Liberty Steel’s Rotherham plant set to restart amid soaring energy prices
A file phot of Rotherham’s steel plant. (Photo by Christopher Furlong/Getty Images)
LIBERTY Steel UK is set to resume its operations at its Rotherham plant later this month as GFG Alliance is infusing £50 million into it.
The fresh capital injection into the steel company through the group’s new entity Liberty Capital comes amid soaring energy prices, which manufacturers fear, could force a shutdown of industries.
GFG’s executive chairman Sanjeev Gupta said the funding will allow time to prove the plant’s operations can run efficiently which “will enable us to finalise longer debt restructuring”.
A resumption of operations at the green steel plant will pave the way for the return of its hundreds of workers who have been on furlough since the spring when the facility was shut.
AFG said in a statement on Sunday (10) that the production ramp-up “will commence in October 2021 with a plan to reach 50,000 tons per month as soon as possible”.
GFG, which ran into serious financial difficulties after the collapse of its main lender Greensill Capital in March, also announced a deal with Credit Suisse Asset Management to restructure the debts of Liberty’s Australian unit.
Liberty Primary Metals Australia (LPMA) comprises integrated mining and primary steel businesses at Whyalla and its coking coal mine at Tahmoor.
GFG claimed the deal will provide a stable financial platform for its Australian business and “secures a recovery plan for creditors.”
While the improved business will enable it to make “a substantial” upfront payment to Greensill Bank and Credit Suisse, the balance will be paid in instalments “through the amended maturity date of June 2023”, it said.
Although steel prices are near the all-time high, manufactures are hit hard by firm energy prices.
Wholesale gas prices have increased 400 per cent this year in Europe, partly due to low stocks and strong demand from Asia, putting particular pressure on energy-intensive industries.
In Britain, secretary of state for business Kwasi Kwarteng submitted a formal bid to the treasury for assistance to help industries affected by high energy prices, the BBC reported on Monday (11).
The move came on the back of Kwarteng’s reported statement last month that the high gas prices were a blip and that the weather would soon change, helping wind turbines generate more power.
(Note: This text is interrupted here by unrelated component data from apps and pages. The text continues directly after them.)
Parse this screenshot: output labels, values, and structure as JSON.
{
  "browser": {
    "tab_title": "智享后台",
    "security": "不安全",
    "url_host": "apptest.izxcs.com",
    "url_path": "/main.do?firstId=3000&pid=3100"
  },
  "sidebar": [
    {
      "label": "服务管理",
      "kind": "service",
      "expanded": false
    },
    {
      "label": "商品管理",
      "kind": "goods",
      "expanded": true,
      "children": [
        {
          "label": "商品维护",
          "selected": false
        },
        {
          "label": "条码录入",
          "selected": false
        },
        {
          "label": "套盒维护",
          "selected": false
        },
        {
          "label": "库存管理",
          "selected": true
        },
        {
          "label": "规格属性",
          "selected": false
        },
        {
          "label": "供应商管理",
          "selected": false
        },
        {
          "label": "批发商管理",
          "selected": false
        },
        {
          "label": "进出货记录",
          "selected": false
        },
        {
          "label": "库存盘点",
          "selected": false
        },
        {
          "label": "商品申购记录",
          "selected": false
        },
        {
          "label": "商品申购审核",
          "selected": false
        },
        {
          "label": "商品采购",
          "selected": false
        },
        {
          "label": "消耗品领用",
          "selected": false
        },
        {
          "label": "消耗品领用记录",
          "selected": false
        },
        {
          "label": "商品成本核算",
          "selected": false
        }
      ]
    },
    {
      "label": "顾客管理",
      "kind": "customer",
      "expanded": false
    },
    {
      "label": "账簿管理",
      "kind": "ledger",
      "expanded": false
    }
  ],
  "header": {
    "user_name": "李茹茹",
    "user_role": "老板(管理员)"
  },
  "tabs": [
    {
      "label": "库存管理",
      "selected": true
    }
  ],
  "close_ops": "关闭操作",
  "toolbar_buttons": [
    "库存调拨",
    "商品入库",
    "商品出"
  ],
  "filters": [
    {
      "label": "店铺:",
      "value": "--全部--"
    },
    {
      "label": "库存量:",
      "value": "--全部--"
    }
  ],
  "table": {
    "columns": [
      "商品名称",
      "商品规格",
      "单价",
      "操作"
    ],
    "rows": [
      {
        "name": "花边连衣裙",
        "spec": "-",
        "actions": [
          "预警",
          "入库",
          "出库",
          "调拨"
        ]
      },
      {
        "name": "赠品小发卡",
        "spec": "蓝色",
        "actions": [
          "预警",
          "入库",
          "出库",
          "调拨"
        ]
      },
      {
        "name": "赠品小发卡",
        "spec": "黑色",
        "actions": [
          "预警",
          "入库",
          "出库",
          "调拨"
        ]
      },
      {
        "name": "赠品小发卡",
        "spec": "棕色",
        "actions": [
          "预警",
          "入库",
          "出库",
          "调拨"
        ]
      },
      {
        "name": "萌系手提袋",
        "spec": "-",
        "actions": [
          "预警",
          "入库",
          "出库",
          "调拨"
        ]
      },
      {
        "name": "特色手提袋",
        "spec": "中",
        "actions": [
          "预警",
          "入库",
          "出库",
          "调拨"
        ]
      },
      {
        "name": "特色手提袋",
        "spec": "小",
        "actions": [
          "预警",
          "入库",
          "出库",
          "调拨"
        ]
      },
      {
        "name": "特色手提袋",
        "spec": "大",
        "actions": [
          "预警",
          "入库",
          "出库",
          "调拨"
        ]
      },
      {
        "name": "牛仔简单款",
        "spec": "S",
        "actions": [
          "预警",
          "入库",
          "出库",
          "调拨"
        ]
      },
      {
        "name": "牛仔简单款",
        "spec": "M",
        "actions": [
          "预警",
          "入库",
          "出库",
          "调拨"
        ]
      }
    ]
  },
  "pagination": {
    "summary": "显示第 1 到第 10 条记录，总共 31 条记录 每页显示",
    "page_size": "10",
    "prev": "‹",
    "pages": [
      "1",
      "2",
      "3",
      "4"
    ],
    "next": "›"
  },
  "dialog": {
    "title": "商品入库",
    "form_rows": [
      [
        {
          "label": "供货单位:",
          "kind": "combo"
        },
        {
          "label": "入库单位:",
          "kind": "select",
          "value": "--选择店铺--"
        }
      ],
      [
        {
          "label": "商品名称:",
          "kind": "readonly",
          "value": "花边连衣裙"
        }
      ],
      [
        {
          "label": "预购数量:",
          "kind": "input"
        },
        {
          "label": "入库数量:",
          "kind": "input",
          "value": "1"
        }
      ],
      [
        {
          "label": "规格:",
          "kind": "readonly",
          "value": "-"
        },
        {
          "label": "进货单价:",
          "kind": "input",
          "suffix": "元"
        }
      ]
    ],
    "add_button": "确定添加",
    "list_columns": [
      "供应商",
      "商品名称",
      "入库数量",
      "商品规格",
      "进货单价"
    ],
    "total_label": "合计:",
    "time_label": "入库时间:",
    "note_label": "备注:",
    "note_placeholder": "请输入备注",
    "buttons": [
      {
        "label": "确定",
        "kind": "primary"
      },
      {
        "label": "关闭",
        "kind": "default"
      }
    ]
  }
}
The UK’s steel industry lobby warned on Monday (11) that an impending crisis due to soaring wholesale energy prices could force plants into expensive shutdowns and sow chaos through supply chains.
A shortage of natural gas in Europe had sent prices for electricity and gas soaring, triggering sharp rises in the prices paid by people heating their homes or for major heavy industrial plants smelting steel.
“These extraordinary electricity prices are leading to smaller or wiped-out profits and thus to less reinvestment,” UK Steel, which lobbies on behalf of the British steel industry, said in a briefing document.
UK Steel said some plants may have to shutter their production “for increasingly extended periods with the consequences not only for individual companies but also UK steel supply to the UK economy and UK jobs.”